Angela Ho's research concerns the molecular and cellular basis of synaptic function and alzheimer’s disease.
Les Kaufman's laboratory is devoted to understanding the creation, maintenance, extinction, and conservation of aquatic diversity.
Hans Kornberg's current research focuses on the metabolic routes by which mutants of E coli, which are devoid of the genes that normally affect utilization of fructose are able to grow on fructose as sole carbon source.
Trevor Siggers's laboratory uses integrative biochemical and genomic approaches to study gene regulation in the immune and inflammatory systems.
Jen-Wei Lin's main research focus is on the biophysical events underlying neurotransmitter release.
Phillip Lobel is interested in fundamental concepts of fish biology and in applying this knowledge to scientific issues and to societal concerns of fisheries management and conservation.
Edward Loechler's lab investigates the DNA polymerases involved in mutagenic and non-mutagenic bypass of DNA damage.
Hengye Man is interested in understanding the cellular/molecular mechanisms underlying AMPAR synaptic localization and synaptic plasticity.
Kim McCall's laboratory is focused on understanding the molecular mechanisms of programmed cell death and its role in development.
Sean Mullen's laboratory is focused on understanding how adaptive phenotypic variation arises and is maintained in natural populations.
Frank Naya's research includes dissecting the in vivo role of the myocyte enhancer factor-2 (MEF2) family of transcription factors in muscle development.

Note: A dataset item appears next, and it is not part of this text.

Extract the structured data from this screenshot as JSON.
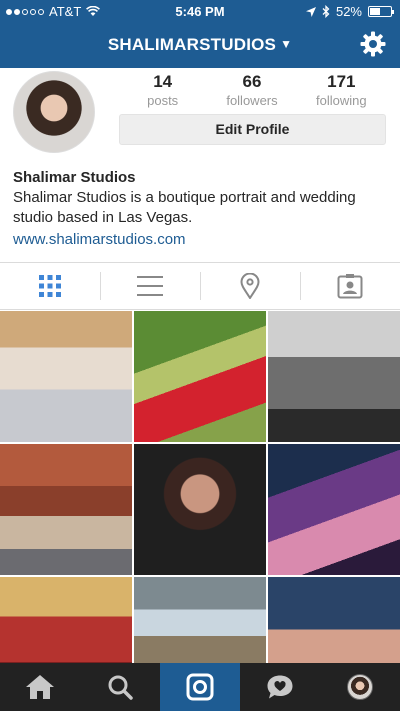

Richard Primack's lab is investigating the impact of climate change on the flowering times of plants and the spring arrival of birds in Massachusetts, Japan, and South Korea.
Christopher Schneider's laboratory combines field studies with a variety of molecular genetic and phenotypic analyses to study adaptation, population biology, systematics, biogeography, and speciation of amphibians and reptiles.
Daniel Segrè develops theoretical approaches and computational models for the study of complex biological networks.
Michael Sorenson's research emphasizes molecular genetic approaches to problems in avian systematics, population biology, and behavioral ecology.
Kathryn Spilios is a lecturer and the director of instructional labs for the Department of Biology.
Nathan Stewart is a lecturer and focuses his interests on the influence of habitat complexity, potential prey quality, and predator avoidance on resource selection in animals.
John Finnerty studies coastal marine invertebrates in order to answer fundamental questions concerning biodiversity.
Pamela Templer is interested in ecosystem ecology and the influence that plant-microbial interactions have on nutrient cycling, retention, and loss.
Dean Tolan is interested in biochemistry, enzymology, molecular and human genetics, evolution, and the developmental biology of aldolases.
James Traniello studies the ecological factors that have influenced the genetics of colonies and populations, the behavioral mechanisms of cooperation, and the neural basis of social behavior.
Karen Warkentin's laboratory examines developing organisms in an ecological context.
Fred Wasserman's area of research is in Animal Behavior.
David Waxman is interested in molecular endocrinology and cell signaling through transcriptional networks, cancer gene therapy and pharmacology, liver genes and transcriptional control, and orphan receptors and responses to environmental chemicals.
Eric Widmaier is primarily interested in the molecular and behavioral mechanisms that result in obesity or weight gain in mammals.